Do you need Linux?
First question is, ´why do you think you need it?¡ If you are a gamer, Linux is not for you. At least not yet. If your primary needs are office applications, email and browser, then Linux can fill that need. The great thing is that all of these programs are included in the distribution.
Which distribution should you choose?
There are many Linux distributions. Some are are full fledge operating systems with a wide range of applications included in the distribution. Others are smaller operating systems for more specialized uses. The four big names are Red Hat, Mandrake, Debian and Suse. There are also some lesser known distributions that are getting positive press which include Fedora, Gentoo and Knoppix.
It is impractical to test every distribution, so I recommend some time with Google to read others opinions. Over the past two years, I have installed Red Hat, Mandrake (several times), Suse and Knoppix. The look and feel was similar in all of these distributions. Red Hat probably has the most eye candy. I ended up choosing Mandrake 10.1 probably because I was more familiar with it.
For those of you that are curious and would just like to try Linux, without having to deal with partitioning issues, Knoppix is the answer. With Knoppix, you boot into Linux from a CD.
Nothing is installed on the HD.
Where do you get Linux?
All of the distributions can be downloaded via the internet. A Google search for the distribution will find the download location. You will need a fast connection because distributions consist of 1 to 4 CDs. Mandrake 10.1 required a 3 disk download of more than 700mb per disk. I accomplished the task over two days.
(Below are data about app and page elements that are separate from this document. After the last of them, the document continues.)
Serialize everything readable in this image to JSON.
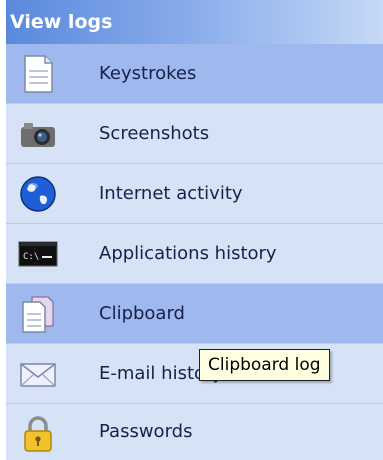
{
  "panel": {
    "title": "View logs",
    "items": [
      {
        "label": "Keystrokes",
        "icon": "document-icon",
        "highlighted": true
      },
      {
        "label": "Screenshots",
        "icon": "camera-icon",
        "highlighted": false
      },
      {
        "label": "Internet activity",
        "icon": "globe-icon",
        "highlighted": false
      },
      {
        "label": "Applications history",
        "icon": "terminal-icon",
        "highlighted": false
      },
      {
        "label": "Clipboard",
        "icon": "clipboard-icon",
        "highlighted": true
      },
      {
        "label": "E-mail history",
        "icon": "envelope-icon",
        "highlighted": false
      },
      {
        "label": "Passwords",
        "icon": "padlock-icon",
        "highlighted": false
      }
    ]
  },
  "tooltip": {
    "text": "Clipboard log"
  },
  "colors": {
    "header": "#5a89dc",
    "list_background": "#d6e2f6",
    "highlight": "#9fb8ee",
    "tooltip_background": "#ffffe1"
  }
}
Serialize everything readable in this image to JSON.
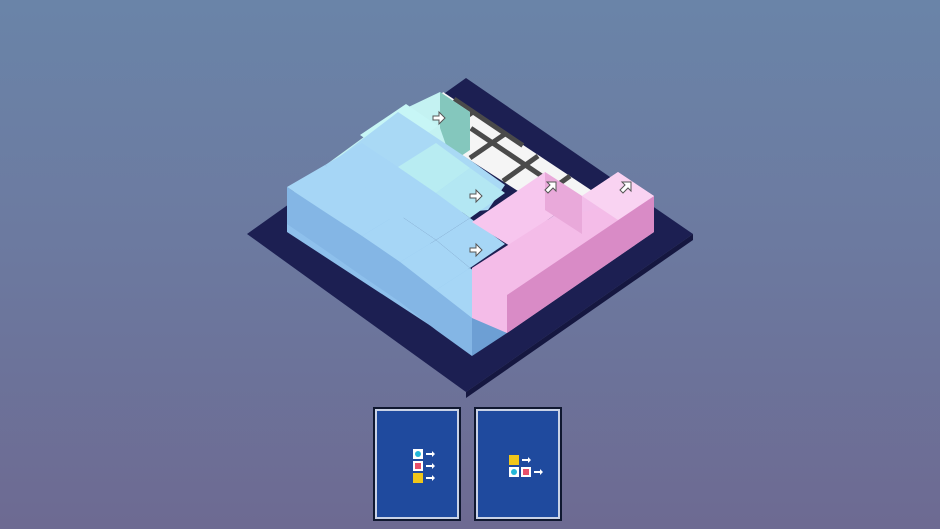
{
  "colors": {
    "background_top": "#6a84a8",
    "background_bottom": "#6d6a92",
    "board_base": "#1c1f52",
    "grid_line": "#4a4a4a",
    "grid_cell": "#f6f6f6",
    "blue_top": "#a6d7f6",
    "blue_light_top": "#c7f4f4",
    "pink_top": "#f7c6ee",
    "card_bg": "#1f4a9e"
  },
  "board": {
    "rows": 5,
    "cols": 5,
    "pieces": [
      {
        "color": "cyan",
        "cells": [
          [
            0,
            0
          ],
          [
            0,
            1
          ],
          [
            0,
            2
          ]
        ],
        "arrow": "down-right"
      },
      {
        "color": "blue",
        "cells": [
          [
            1,
            0
          ],
          [
            1,
            1
          ],
          [
            1,
            2
          ],
          [
            1,
            3
          ]
        ],
        "arrow": "down-right"
      },
      {
        "color": "blue",
        "cells": [
          [
            2,
            0
          ],
          [
            2,
            1
          ],
          [
            2,
            2
          ],
          [
            2,
            3
          ]
        ],
        "arrow": "down-right"
      },
      {
        "color": "blue",
        "cells": [
          [
            3,
            0
          ],
          [
            3,
            1
          ],
          [
            3,
            2
          ],
          [
            3,
            3
          ],
          [
            3,
            4
          ]
        ],
        "arrow": "down-right"
      },
      {
        "color": "blue",
        "cells": [
          [
            4,
            0
          ],
          [
            4,
            1
          ],
          [
            4,
            2
          ],
          [
            4,
            3
          ],
          [
            4,
            4
          ]
        ],
        "arrow": "down-right"
      },
      {
        "color": "pink",
        "cells": [
          [
            3,
            4
          ],
          [
            2,
            4
          ],
          [
            1,
            4
          ]
        ],
        "arrow": "up-right"
      },
      {
        "color": "pink",
        "cells": [
          [
            4,
            4
          ],
          [
            4,
            3
          ],
          [
            4,
            2
          ],
          [
            4,
            1
          ]
        ],
        "arrow": "up-right"
      }
    ]
  },
  "cards": [
    {
      "name": "card-vertical-stack",
      "blocks": [
        "cyan",
        "red",
        "yellow"
      ],
      "icon": "three-blocks-arrow-right-icon"
    },
    {
      "name": "card-l-shape",
      "blocks": [
        "yellow",
        "cyan",
        "red"
      ],
      "icon": "l-blocks-arrow-right-icon"
    }
  ]
}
You can also purchase Linux disks. Here is one location. Download
If you want a dual boot system, start with a fresh Windows install. During the Windows install you will decide how large the Windows partition should be. A convenient method would be 50/50. Once the Windows installation is complete proceed to the Linux installation. You will install it to the unused portion of the HD. The Linux distribution will automatically create several partitions on that unused portion and then proceed with the installation. A boot menu will be created that allow you to choose which OS to boot when the computer is turned on.
Obviously, you can also install Linux on a separate hard drive.
The computer should be connected to LAN and/or the internet. Printers, scanners, etc, should also be connected before starting. The installation will most likely most likely install these items with no action on your part.
Big Booger contributed the following:
Below is a good general guide on Getting Started With Linux:
Perhaps mention http://freshmeat.net/ http://kde.org/
http://www.linuxhelp.net/ http://www.linuxquestions.org/ http://www.groupsrv.com/linux/index.php http://www.yolinux.com/ etc... With a little explanation for each.
This site was critical for me in getting Linux working with Nvidia
products in the early stages of the game:
And for the Nvidia Driver:
And let's not forget ATI:
Printing & Linux:
Linux Sound Support:
Linux and Networking:
Linux & Gaming:
Linux on Laptops: